Hartlepool is proud of its heritage. Local legend has it that, during the Napoleonic wars, the townsfolk tried and hanged a monkey believing it to be a French spy. True or not, there are apes all over town. A bronze statue looks penitent enough, but the football club's mascot, H'Angus the Monkey, most definitely doesn't. One mayoral candidate wore the costume and won office by promising bananas for all.
Puppeteers Gyre and Gimble's new show insists it's nowt to be proud of. In Carl Grose's retelling, the lynched chimp becomes a symbol of the ignorance underlying xenophobia. In a town that's very clearly had enough of experts, people are so blind to the wider world that they mistake a monkey for a Frenchman. If its shrieks are unintelligible, well, that's French for you. Heck, these Hartlepudlians are wary enough of their nearest neighbours as it is. Stockton gets the side-eye. Paris is another planet altogether.
The risk is that this hangs Hartlepool out to dry. The town voted Leave by nearly 70 per cent, and, though that's left unsaid, it's hardly let off the hook. Grose's setting blurs the Napoleonic wars with the neglected north of austerity Britain. "Nothing ever happens in Hartlepool," the locals moan, and Jonathan Dryden Taylor's overkind landlord is close to going under with unpaid debts. Meanwhile, the town's corrupt elders – a dodgy doctor and a scheming priest – stand in for today's self-interested elites. They lie like Leave campaigners and, along with a musket-waving old major, whip the crowd into a jingoistic frenzy under the guise of war-time patriotism, before blasting a French warship out of the water.

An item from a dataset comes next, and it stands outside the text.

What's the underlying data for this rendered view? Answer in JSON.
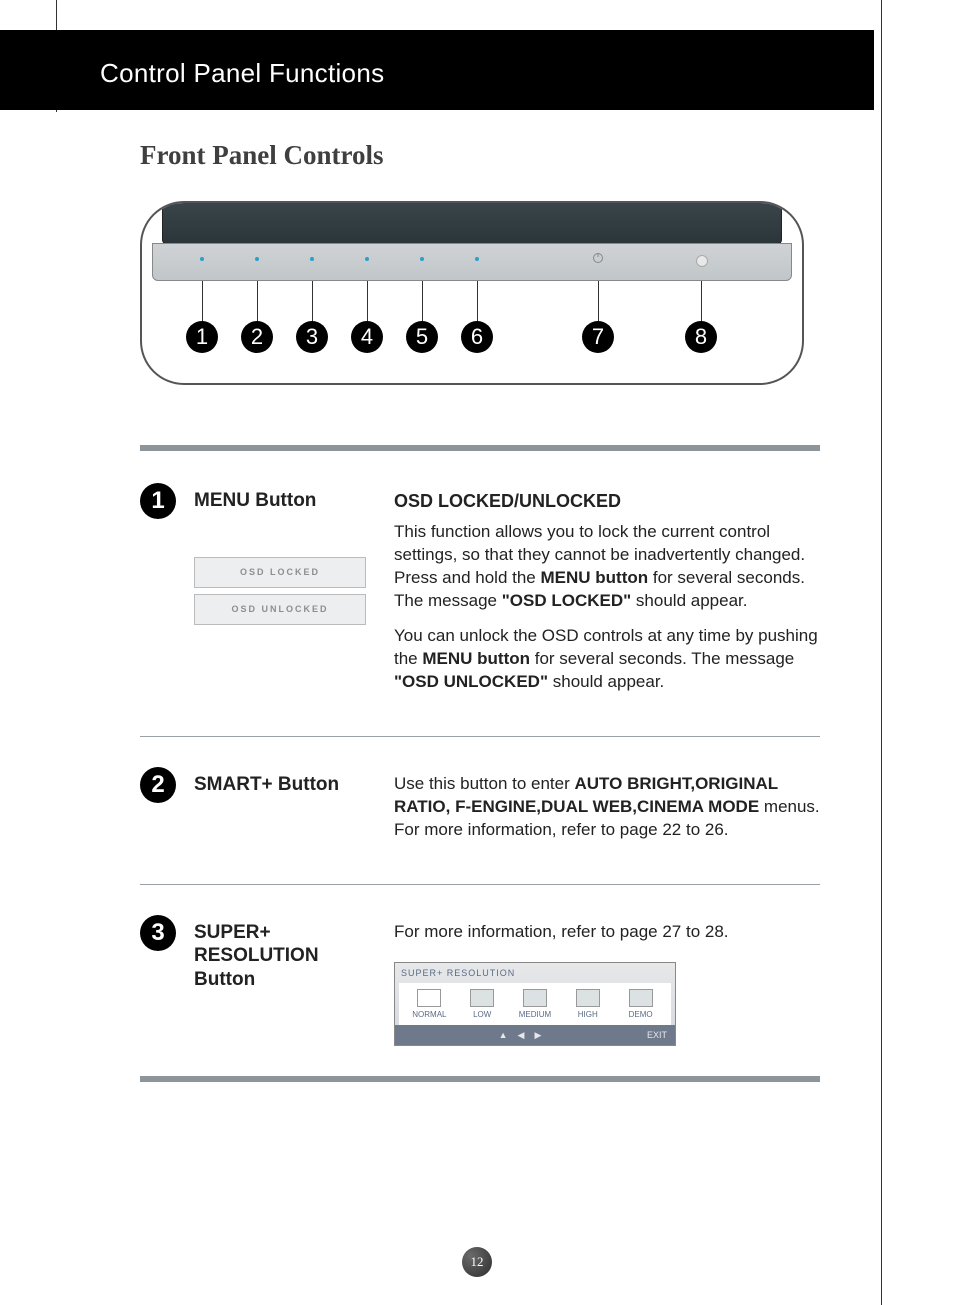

Grose hones in on two of its surviving sailors – a stowaway girl disguised as a boy, the ship's powder monkey (Rebecca Collingwood), and its primate mascot, Napoleon. The pair of them contain a hint at the myth's real roots, but Grose never entirely brings that to bear. Instead, he tells a hopeful story of teenage friendship: a sickly Hartlepool teenager takes the French sailor into hiding. She, in turn, clings to her patriotic duty attempting to blow his father's pub to bits.
Really, it's a vehicle for Gyre and Gimble's new puppet – the Hartlepool Monkey itself. Designed by directors Finn Caldwell and Toby Olié, it's almost as engaging as the real thing. Manned by three puppeteers, bunraku style, it swings off the stage rigging and bounds between platforms. Stupid as it sounds, it's strikingly non-human. It's stretchier and springier, like a simian accordion, and with hands for its feet, it can manoeuvre itself as monkeys do. The moment it stands up straight, beneath the captain's bicorn, and impersonates Napoleon, it's immediately uncanny. Yet, it's still human enough to elicit sympathy when tied up and tortured ahead of its trial.
The pity is the rest pales in comparison. Grose's satire can be stodgy and it dearly needs a decent director, someone to lighten the literalism with play. The style is Kneehigh minus mischief or imagination, so gags creak like ships' bows and ham-acting lacks humour. Samuel Wyer's nautical design, all rigging and sails, is as messy as it is mundane and, ironically for a puppet show, there's very little theatricality. The show, as a whole, commits theatre's cardinal sin: it's boring – one great monkey and a whole lot of business.